September 7: Playing a part in making the world a better place

Playing a part in making the world a better place     #ptsafety  #nursing  #skpoli

[September 7, 2015] 

I am because we are – Ubuntu. This single word represents an ancient African philosophy that embodies the very spirit of what it means to be human. Simply put, Ubuntu is about being kind, fair and generous to those around you. It’s about having a collective respect for human dignity.

Ubuntu speaks to the fact that we are all interconnected and that we do not, and cannot, exist in isolation. Too often we think of ourselves as just individuals.  We forget that everything we do affects those around us. Ubuntu is the understanding that each of us belongs to something greater and that we all have a responsibility and part to play in making the world a better place. It’s about finding a way to be prosperous together.

This simple philosophy encompasses what the labour movement is all about. This value of working together to raise each other up is embedded in the core of trade unionism.

While most associate unions exclusively with collective bargaining on behalf of their members, few are aware of the broader positive impact they have on the overall health and wellbeing of society.

History has proven that when unions are able to achieve fairer wages, benefits, and safer work places for their members, nonunionized workers are positively impacted too. Unions set standards, norms and practices that become generalized throughout the economy, thereby improving earnings and living and working conditions for everyone.

In 2015, the International Monetary Fund (IMF) linked a decline in unionization to an increase in income for the top one per cent, weakened earnings for middle- and low-income workers, and the erosion of minimum wages. In 2014, the Organization for Economic Co-operation and Development (OECD) reported that Canada has one of the fastest growing gaps between top earners and others in society. Over the past 30 years, the top one per cent has captured more than 37 per cent of the overall income growth.

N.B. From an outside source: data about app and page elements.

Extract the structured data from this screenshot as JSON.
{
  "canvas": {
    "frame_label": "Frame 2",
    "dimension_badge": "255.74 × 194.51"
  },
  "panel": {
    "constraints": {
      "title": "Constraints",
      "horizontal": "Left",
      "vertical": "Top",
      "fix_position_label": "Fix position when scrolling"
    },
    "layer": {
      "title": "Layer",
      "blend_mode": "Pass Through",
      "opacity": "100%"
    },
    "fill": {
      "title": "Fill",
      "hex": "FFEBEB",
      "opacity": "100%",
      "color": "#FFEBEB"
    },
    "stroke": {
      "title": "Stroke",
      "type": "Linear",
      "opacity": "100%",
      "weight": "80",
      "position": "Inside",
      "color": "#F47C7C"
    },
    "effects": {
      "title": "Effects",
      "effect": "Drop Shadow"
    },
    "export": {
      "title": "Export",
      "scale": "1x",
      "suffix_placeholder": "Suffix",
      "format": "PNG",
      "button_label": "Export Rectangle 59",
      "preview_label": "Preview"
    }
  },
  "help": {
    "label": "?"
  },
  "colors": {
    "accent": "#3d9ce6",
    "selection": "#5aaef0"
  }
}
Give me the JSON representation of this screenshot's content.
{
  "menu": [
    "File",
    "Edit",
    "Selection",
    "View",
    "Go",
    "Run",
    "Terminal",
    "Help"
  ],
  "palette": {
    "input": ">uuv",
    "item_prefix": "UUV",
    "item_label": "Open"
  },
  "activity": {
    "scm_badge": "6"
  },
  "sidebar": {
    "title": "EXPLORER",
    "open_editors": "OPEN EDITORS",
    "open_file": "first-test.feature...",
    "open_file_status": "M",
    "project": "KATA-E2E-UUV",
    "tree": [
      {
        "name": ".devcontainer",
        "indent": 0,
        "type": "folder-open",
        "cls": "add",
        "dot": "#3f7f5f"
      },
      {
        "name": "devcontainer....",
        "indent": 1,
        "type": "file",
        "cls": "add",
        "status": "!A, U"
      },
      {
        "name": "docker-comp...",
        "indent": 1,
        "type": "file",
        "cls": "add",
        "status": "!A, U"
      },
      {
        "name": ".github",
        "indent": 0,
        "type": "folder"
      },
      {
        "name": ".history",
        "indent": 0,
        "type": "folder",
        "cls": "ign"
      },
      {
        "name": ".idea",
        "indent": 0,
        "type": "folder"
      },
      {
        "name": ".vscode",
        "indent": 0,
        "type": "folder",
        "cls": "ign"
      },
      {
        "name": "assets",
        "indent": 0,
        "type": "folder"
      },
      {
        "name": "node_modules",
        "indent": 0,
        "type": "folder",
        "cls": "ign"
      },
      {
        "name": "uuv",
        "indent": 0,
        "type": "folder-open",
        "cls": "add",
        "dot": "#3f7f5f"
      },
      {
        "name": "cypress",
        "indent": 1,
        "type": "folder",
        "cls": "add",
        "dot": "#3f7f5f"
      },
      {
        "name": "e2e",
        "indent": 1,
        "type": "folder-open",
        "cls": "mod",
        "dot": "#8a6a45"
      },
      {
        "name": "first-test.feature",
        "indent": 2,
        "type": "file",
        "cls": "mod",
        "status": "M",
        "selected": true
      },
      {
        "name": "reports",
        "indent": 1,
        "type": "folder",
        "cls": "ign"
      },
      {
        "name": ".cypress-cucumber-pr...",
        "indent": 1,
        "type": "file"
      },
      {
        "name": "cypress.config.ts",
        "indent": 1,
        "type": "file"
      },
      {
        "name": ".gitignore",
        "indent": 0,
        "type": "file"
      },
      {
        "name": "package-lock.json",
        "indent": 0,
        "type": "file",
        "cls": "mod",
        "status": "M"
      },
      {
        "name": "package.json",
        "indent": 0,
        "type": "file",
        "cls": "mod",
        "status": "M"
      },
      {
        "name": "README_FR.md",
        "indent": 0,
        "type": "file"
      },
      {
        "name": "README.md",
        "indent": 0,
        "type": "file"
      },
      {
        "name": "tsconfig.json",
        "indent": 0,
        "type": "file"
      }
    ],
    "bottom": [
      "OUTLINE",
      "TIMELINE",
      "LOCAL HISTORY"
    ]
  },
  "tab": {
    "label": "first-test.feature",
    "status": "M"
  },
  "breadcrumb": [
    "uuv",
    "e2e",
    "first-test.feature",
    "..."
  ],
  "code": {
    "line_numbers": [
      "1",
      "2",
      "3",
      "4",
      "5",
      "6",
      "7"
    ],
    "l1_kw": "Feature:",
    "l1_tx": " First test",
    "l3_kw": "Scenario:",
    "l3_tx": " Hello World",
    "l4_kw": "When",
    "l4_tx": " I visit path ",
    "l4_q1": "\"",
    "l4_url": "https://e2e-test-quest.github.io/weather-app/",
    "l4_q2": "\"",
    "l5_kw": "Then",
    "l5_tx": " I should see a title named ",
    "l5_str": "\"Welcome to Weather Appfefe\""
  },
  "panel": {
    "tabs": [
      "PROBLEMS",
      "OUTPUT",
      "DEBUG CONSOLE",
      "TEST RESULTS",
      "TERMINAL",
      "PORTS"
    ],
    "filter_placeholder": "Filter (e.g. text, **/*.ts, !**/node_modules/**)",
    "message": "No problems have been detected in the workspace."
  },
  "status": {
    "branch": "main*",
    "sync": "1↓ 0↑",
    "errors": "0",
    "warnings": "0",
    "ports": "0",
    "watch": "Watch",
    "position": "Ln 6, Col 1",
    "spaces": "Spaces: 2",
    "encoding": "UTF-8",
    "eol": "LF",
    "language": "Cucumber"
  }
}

This ever widening gap between rich and poor poses a significant threat to the nation’s long-term health.

For Canadians, unions continue to be a major line of defence against these burgeoning inequalities. Unions have a strong track record of humanizing economies to the benefit of all, not just their members, through the promotion of social justice, human rights and democracy. This commitment to improving the lives of everyone is a foundational pillar of the labour movement.

Unions have been instrumental in the creation of many of the privileges Canadians enjoy today. Strong health and safety laws; employment standards including hours of work, maternity/paternity leave and sick and vacation pay; as well as human rights laws mandating fair treatment of everyone regardless of their age, gender, race, religion or sexual orientation, are just a few of the achievements.

Unions impact more than just wages and benefits; they are a consistent voice for common good.

Registered nursing unions, for example, play an important role in promoting better health care. At a provincial level they advocate for safer staffing numbers and appropriate staff mixes to ensure patients always have access to the care and care provider they need. At a national level, they advocate for health care improvements such as national pharmacare strategies that will provide universal prescription drug coverage for all Canadians; and sustainable health human resource and seniors strategies to meet future demands.

This recognition that we are all inextricably connected, and that if some are suffering we all suffer, is not exclusive to the labour movement. Perhaps this seemingly foreign African idea of valuing the good of the community above self-interest is actually already engrained in our collective Canadian consciousness.

Medicare is one of the greatest sources of pride and national identity for Canadians. It symbolizes a shared recognition that we all have a responsibility to improve the lives of ordinary people — a principle that has become a core Canadian value. This is without question the spirit of Ubuntu.

So, this Labour Day, as we celebrate everything unions have achieved, let’s also reflect on how each of us can live with a little Ubuntu in our lives. It’s this way of thinking that has made Canada strong and one of the best places in the world to live. 

In solidarity,

Tracy Zambory RN

President, Saskatchewan Union of Nurses